Quick gains on a new path
Cara Jenkin discovers how to get an edge without getting yourself in financial or time debt.
WORKERS can improve or update a skill or try a different field without the commitment of a formal qualification.
Short courses are offered by most training providers to give students a taste of their desired field or the few skills that could add to their resume in less time and at a cheaper cost than studying a certificate, diploma or degree.
Photography is one skill that many workers may use in their day-to-day roles but in which they have never been formally trained. The Centre for Creative Photography founder and director Gavin Blake says photographic equipment was invented more than 170 years ago and now is a skill more popular than ever.
‘‘ In the 21st century, everyone it seems now owns a camera and photography has evolved into a unique and strong art form with its own traditions, questions and conceptions among us all,’’ he says.
‘‘ A person’s work should communicate what they wish to say and not always what traditions expect.
‘‘ However, one must have a deep understanding of their craft to do so.’’
The Marleston-based training provider offers photographic classes to ‘‘ anyone with the motivation to explore this cutting-edge medium for artistic expression or for commercial gain’’ as well as certificate and diploma courses.

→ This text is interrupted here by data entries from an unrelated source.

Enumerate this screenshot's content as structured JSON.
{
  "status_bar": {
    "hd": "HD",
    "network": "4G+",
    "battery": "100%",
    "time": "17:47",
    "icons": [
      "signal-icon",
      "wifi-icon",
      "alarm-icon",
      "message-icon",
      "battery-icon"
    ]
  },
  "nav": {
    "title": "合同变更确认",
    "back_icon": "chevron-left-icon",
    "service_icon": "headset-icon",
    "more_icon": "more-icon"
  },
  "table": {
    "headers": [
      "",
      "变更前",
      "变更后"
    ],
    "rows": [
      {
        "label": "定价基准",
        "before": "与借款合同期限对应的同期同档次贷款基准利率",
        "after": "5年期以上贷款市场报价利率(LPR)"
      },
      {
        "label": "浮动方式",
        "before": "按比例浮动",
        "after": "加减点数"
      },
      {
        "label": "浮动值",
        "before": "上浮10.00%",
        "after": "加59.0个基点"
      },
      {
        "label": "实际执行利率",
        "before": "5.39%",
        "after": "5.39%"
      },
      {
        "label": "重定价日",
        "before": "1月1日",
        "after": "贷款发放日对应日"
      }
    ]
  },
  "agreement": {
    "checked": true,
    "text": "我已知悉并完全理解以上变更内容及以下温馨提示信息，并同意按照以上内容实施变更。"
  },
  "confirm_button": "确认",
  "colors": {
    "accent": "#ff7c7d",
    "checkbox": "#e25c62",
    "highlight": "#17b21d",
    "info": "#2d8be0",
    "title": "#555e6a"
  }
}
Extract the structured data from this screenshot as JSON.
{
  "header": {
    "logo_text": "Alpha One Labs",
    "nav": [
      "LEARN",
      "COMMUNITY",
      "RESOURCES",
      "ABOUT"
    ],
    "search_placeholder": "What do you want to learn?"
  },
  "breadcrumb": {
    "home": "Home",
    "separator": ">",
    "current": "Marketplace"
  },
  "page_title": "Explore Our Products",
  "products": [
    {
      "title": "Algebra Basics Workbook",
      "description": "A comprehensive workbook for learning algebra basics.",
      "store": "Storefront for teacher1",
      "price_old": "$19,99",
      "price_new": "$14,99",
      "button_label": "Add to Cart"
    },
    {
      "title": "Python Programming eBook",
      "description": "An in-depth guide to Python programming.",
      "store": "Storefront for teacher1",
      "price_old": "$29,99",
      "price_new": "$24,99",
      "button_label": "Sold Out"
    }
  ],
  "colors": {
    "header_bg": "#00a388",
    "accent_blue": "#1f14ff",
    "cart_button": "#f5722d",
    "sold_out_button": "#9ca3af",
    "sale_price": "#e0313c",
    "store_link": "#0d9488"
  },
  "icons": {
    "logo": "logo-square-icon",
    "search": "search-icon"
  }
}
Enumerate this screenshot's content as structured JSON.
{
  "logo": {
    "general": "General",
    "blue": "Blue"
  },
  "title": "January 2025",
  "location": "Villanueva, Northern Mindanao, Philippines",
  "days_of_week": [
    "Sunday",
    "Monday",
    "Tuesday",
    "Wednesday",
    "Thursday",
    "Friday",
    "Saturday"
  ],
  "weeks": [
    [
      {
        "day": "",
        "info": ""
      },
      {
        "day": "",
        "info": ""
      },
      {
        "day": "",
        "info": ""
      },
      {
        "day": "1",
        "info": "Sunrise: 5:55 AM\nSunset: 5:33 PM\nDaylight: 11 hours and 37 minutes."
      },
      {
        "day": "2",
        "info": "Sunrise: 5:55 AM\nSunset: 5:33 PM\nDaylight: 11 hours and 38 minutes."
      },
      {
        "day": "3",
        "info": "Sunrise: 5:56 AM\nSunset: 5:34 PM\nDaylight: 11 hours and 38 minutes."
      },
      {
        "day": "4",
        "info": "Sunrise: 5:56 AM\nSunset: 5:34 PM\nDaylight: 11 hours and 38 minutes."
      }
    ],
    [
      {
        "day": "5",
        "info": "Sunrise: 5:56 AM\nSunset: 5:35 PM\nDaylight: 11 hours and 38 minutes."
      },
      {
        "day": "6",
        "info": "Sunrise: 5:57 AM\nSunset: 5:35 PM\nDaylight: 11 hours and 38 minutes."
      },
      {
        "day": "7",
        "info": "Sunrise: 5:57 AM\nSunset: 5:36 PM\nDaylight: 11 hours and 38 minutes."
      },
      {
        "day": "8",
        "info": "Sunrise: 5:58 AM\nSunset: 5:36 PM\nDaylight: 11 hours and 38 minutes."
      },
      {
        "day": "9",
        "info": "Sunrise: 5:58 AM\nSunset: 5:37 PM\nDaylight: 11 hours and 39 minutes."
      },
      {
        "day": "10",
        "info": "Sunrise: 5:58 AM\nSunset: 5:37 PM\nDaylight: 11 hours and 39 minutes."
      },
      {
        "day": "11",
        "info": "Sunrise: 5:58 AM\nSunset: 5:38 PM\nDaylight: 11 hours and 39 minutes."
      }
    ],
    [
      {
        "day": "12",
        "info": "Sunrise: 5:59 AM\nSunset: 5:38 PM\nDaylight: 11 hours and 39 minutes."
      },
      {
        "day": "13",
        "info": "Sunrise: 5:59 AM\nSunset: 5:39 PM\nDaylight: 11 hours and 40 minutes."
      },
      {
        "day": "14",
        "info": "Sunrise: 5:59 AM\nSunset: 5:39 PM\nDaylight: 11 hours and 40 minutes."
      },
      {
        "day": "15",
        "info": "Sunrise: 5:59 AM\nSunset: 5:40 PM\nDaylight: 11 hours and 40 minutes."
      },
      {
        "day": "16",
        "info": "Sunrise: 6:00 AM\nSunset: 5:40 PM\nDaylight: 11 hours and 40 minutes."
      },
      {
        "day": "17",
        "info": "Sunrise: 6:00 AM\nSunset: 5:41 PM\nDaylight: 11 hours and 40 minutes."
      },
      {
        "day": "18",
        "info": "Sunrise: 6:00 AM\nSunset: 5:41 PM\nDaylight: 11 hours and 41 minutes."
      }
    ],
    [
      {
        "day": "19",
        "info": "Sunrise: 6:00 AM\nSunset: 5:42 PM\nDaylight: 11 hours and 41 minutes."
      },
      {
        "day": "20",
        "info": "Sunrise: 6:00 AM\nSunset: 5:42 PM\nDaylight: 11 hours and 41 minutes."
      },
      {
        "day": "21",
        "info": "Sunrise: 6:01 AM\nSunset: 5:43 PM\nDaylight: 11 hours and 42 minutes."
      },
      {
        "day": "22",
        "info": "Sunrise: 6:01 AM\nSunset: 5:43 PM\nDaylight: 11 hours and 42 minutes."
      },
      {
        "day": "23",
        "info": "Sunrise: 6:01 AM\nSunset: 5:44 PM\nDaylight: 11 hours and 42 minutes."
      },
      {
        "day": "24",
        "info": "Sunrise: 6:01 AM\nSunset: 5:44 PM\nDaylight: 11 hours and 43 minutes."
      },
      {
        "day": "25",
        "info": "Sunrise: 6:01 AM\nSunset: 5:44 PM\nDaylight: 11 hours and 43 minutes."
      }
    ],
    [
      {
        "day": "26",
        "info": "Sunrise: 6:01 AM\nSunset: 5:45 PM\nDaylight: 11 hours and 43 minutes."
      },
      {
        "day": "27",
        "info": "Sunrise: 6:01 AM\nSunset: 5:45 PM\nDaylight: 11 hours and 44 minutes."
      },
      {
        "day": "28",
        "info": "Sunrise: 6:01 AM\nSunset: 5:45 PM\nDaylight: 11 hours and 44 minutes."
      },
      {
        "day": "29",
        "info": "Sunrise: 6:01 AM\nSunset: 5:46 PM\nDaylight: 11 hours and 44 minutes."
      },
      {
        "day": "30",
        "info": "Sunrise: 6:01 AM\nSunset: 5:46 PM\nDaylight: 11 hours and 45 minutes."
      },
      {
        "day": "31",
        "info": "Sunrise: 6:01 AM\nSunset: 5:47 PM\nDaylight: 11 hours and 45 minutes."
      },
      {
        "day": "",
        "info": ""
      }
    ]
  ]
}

At TAFE SA, students can now enrol in hundreds of short courses and in those that start in early 2013.
Short course graduate Pina Ventra did an evening course in floristry and has never looked back.
‘‘ I’ve done about six courses now in floristry,’’ she says.
STRONG ART FORM: Students at the Centre for Creative Photography go through their paces in a studio.